Toilet Paper Rolls As Seed Starting Planters
By Pauline Vanderwerf
Well, signs of spring have sprung and I’m starting to plan my garden and setting up to start seeds. I tried something last year that I found worked so well, I’m going to do it again this year. I got the tip from Alan Titchmarch, a well known host of British gardening shows.
Over the winter I collected toilet paper rolls (bog rolls as Alan call them), and I used them to start seedlings. Now, for tomatoes and peppers, I will broadcast seeds in a tray and then transplant them into the rolls later. Plants that don’t like being moved much, I will start directly in the roll. Seedlings that mature in these rolls tend to shoot their roots directly down, and when you transplant them on into the garden, they continue this habit, which will keep them cool and headed toward moisture. The rolls will disintegrate eventually, and so the roots will be disturbed as little as possible. All of this ensures a good start!

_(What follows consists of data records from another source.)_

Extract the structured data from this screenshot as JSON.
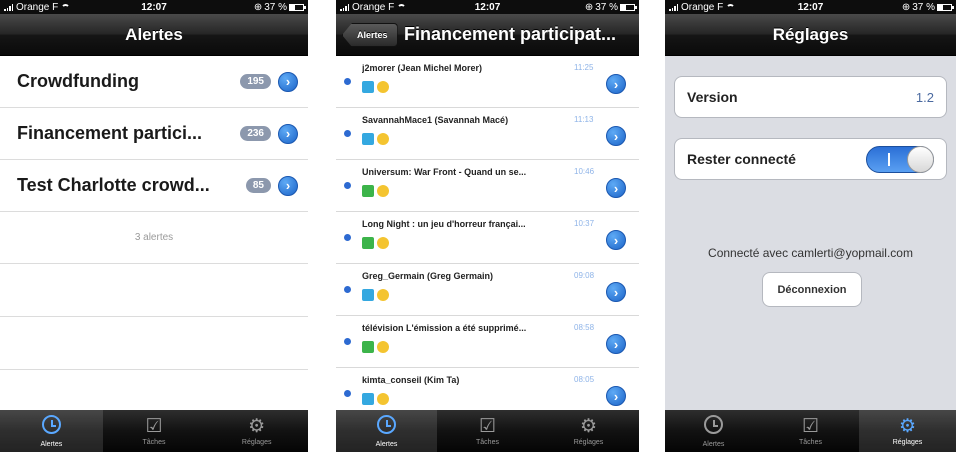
{
  "status_bars": [
    {
      "carrier": "Orange F",
      "time": "12:07",
      "battery": "37 %"
    },
    {
      "carrier": "Orange F",
      "time": "12:07",
      "battery": "37 %"
    },
    {
      "carrier": "Orange F",
      "time": "12:07",
      "battery": "37 %"
    }
  ],
  "tabs": [
    {
      "label": "Alertes",
      "icon": "clock-icon"
    },
    {
      "label": "Tâches",
      "icon": "checkbox-icon"
    },
    {
      "label": "Réglages",
      "icon": "gear-icon"
    }
  ],
  "screen1": {
    "title": "Alertes",
    "active_tab": "Alertes",
    "alerts": [
      {
        "title": "Crowdfunding",
        "count": "195"
      },
      {
        "title": "Financement partici...",
        "count": "236"
      },
      {
        "title": "Test Charlotte crowd...",
        "count": "85"
      }
    ],
    "summary": "3 alertes"
  },
  "screen2": {
    "back_label": "Alertes",
    "title": "Financement participat...",
    "active_tab": "Alertes",
    "items": [
      {
        "author": "j2morer (Jean Michel Morer)",
        "time": "11:25",
        "source": "twitter"
      },
      {
        "author": "SavannahMace1 (Savannah Macé)",
        "time": "11:13",
        "source": "twitter"
      },
      {
        "author": "Universum: War Front - Quand un se...",
        "time": "10:46",
        "source": "web"
      },
      {
        "author": "Long Night : un jeu d'horreur françai...",
        "time": "10:37",
        "source": "web"
      },
      {
        "author": "Greg_Germain (Greg Germain)",
        "time": "09:08",
        "source": "twitter"
      },
      {
        "author": "télévision L'émission a été supprimé...",
        "time": "08:58",
        "source": "web"
      },
      {
        "author": "kimta_conseil (Kim Ta)",
        "time": "08:05",
        "source": "twitter"
      }
    ]
  },
  "screen3": {
    "title": "Réglages",
    "active_tab": "Réglages",
    "version_label": "Version",
    "version_value": "1.2",
    "stay_connected_label": "Rester connecté",
    "stay_connected_value": true,
    "connected_text": "Connecté avec camlerti@yopmail.com",
    "logout_label": "Déconnexion"
  },
  "colors": {
    "accent_blue": "#2d6ad1",
    "badge_gray": "#8c98ad",
    "settings_bg": "#dbdde3"
  }
}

So, even though I’m still a few weeks away, I will do a dry run to show you how they are set up. Here’s what you’ll need:
- Toilet paper rolls
- Plastic trays
- Seed starting soil mix.
Simply place the toilet paper rolls in a tray and fill with soil mix. Once the rolls are filled with soil, they are fairly secure. I will tamp the soil down by gently dropping the tray onto the table from an inch or two just to settle the soil in. Then simply plant your seeds or transplant seedlings in. When I watered, I put water in the tray and allowed the rolls and soil to absorb it, which the paper did well.
If the soil continues to settle, you can top the rolls up as the seedling grows. When the seedling appears to outgrow the roll, I just transplant the whole roll into a larger pot.. paper roll and all. Depending on how large the pot is, I will sometimes put four rolls into one pot, leaving about 1/2 an inch around each roll, and filling soil up to the top of the roll. Surrounding the rolls with soil helps to maintain a fairly consistent moisture content as the exposed paper on the rolls tends to allow a lot of moisture to evaporate.
For the most part the rolls will stay intact until planting in the garden, depending on how long the rolls have been used. With tomatoes and peppers, I found that the roll had roots that had come out of the bottom into the surrounding space. They were still happy with the transplant and adjusted well. Once again, the rolls encourage the roots to grow straight down, directing them toward moisture. My tomato plants did the best last year that I have ever seen! This, with prepping the bed for water retention and mulching made for a split free harvest of tomatoes, and a bumper crop.
Well, you’ll be amazed at how quickly the rolls will accumulate when you start collecting them.. ask your friends. You will at least have enough to try this method, if not to do your whole starting line up. Happy planting!
You don't need a lot to start doing this
A tablespoon makes a perfect tiny shovel
Imagine there are seedlings in these rolls. This is where I would group them together, and I would use a standard potting mix to surround the rolls